Rep. Bera, during a debate this week in Sacramento against Republican Sacramento County Sheriff Scott Jones, his opponent in the race for the 7th Congressional District, said federal investigators found he had no prior knowledge of his father’s illegal activity.
"The U.S. Attorney was pretty clear. They did a thorough investigation. They were consistent that I was never the target of this investigation," Bera said. "They were consistent that neither I nor my campaign had any idea what was going on. And that’s why they closed this case."
Rep. Bera makes his claim at about the 6:20 minute mark in the video above.
Moments later, Jones took issue with Bera’s statement:
"I disagree with the statement that the U.S. Attorney said they didn’t know anything about it. I think what they said was they couldn’t find any evidence to suggest Congressman Bera or his staff knew about it. And that’s a difference."
Had Bera taken statements by federal investigators out of context?
We decided to check the facts, with a focus on the portion of Bera’s statement that the U.S. Attorney’s Office said "neither I nor my campaign had any idea what was going on. And that’s why they closed this case."
To back up the congressman’s claim, the Bera campaign pointed to statements by the U.S. Attorney’s Office in May and September.
Here’s what acting U.S. Attorney Phillip A. Talbert said in a May news conference in Sacramento after Bera’s father pleaded guilty to election fraud:
"To date, there is no indication from what we’ve learned in the investigation that either the congressman or his campaign staff knew of, or participated in," the crimes by Bera’s father.
In September, Talbert’s office released a prepared statement saying "no other charges will be sought in this matter" and that it had concluded its investigation into the illegal contributions. It did not elaborate further on why it closed the case. A spokeswoman for the U.S. Attorney’s Office declined to address that question this week.

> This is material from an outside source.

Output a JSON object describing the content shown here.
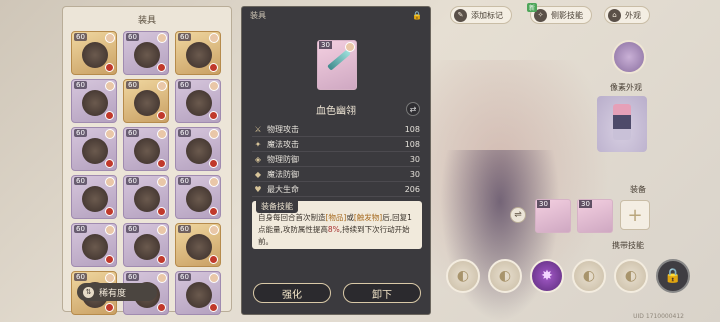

Rep. Bera’s statement that federal investigators said he and his campaign "had no idea what was going on" mostly matches with Talbert’s May comments.
Still, it’s not entirely clear why the case was closed.
We don’t know for sure without an explanation from the U.S. Attorney’s Office, which declined to elaborate on the subject.
What we do know is Bera was investigated and no charges were brought against him. Bera’s statement is not far from the mark.
It would have been completely correct, however, if Bera had repeated what the U.S. attorney said that there was "no indication" he or his campaign had any connection to the crime. His statement could have benefited from this key clarification.
We rate it Mostly True.
MOSTLY TRUE – The statement is accurate but needs clarification or additional information.
Click here for more on the six PolitiFact ratings and how we select facts to check.